Task goal »
Below are entries to return in full. Keep each one exact.

┄┄┄┄┄┄

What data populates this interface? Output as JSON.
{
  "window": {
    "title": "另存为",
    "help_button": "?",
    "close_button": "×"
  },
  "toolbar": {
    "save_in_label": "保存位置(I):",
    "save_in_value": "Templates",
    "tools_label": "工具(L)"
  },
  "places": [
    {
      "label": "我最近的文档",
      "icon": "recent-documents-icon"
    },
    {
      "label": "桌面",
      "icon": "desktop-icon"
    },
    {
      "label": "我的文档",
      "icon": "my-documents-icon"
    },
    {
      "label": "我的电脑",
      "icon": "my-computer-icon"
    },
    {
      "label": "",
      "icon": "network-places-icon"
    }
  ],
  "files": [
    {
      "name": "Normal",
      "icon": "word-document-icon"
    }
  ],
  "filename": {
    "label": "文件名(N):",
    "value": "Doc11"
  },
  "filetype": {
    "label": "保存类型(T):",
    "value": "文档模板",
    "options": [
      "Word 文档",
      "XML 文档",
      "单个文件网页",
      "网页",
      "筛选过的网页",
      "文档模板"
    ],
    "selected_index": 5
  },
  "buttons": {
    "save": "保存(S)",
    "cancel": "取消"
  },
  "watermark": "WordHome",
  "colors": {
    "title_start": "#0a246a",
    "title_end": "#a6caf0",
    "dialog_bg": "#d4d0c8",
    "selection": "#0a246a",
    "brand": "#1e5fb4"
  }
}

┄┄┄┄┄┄

Result below »
What data populates this interface? Output as JSON.
{
  "window": {
    "title": "另存为",
    "help_button": "?",
    "close_button": "×"
  },
  "toolbar": {
    "save_in_label": "保存位置(I):",
    "save_in_value": "Templates",
    "tools_label": "工具(L)"
  },
  "places": [
    {
      "label": "我最近的文档",
      "icon": "recent-documents-icon"
    },
    {
      "label": "桌面",
      "icon": "desktop-icon"
    },
    {
      "label": "我的文档",
      "icon": "my-documents-icon"
    },
    {
      "label": "我的电脑",
      "icon": "my-computer-icon"
    },
    {
      "label": "",
      "icon": "network-places-icon"
    }
  ],
  "files": [
    {
      "name": "Normal",
      "icon": "word-document-icon"
    }
  ],
  "filename": {
    "label": "文件名(N):",
    "value": "Doc11"
  },
  "filetype": {
    "label": "保存类型(T):",
    "value": "文档模板",
    "options": [
      "Word 文档",
      "XML 文档",
      "单个文件网页",
      "网页",
      "筛选过的网页",
      "文档模板"
    ],
    "selected_index": 5
  },
  "buttons": {
    "save": "保存(S)",
    "cancel": "取消"
  },
  "watermark": "WordHome",
  "colors": {
    "title_start": "#0a246a",
    "title_end": "#a6caf0",
    "dialog_bg": "#d4d0c8",
    "selection": "#0a246a",
    "brand": "#1e5fb4"
  }
}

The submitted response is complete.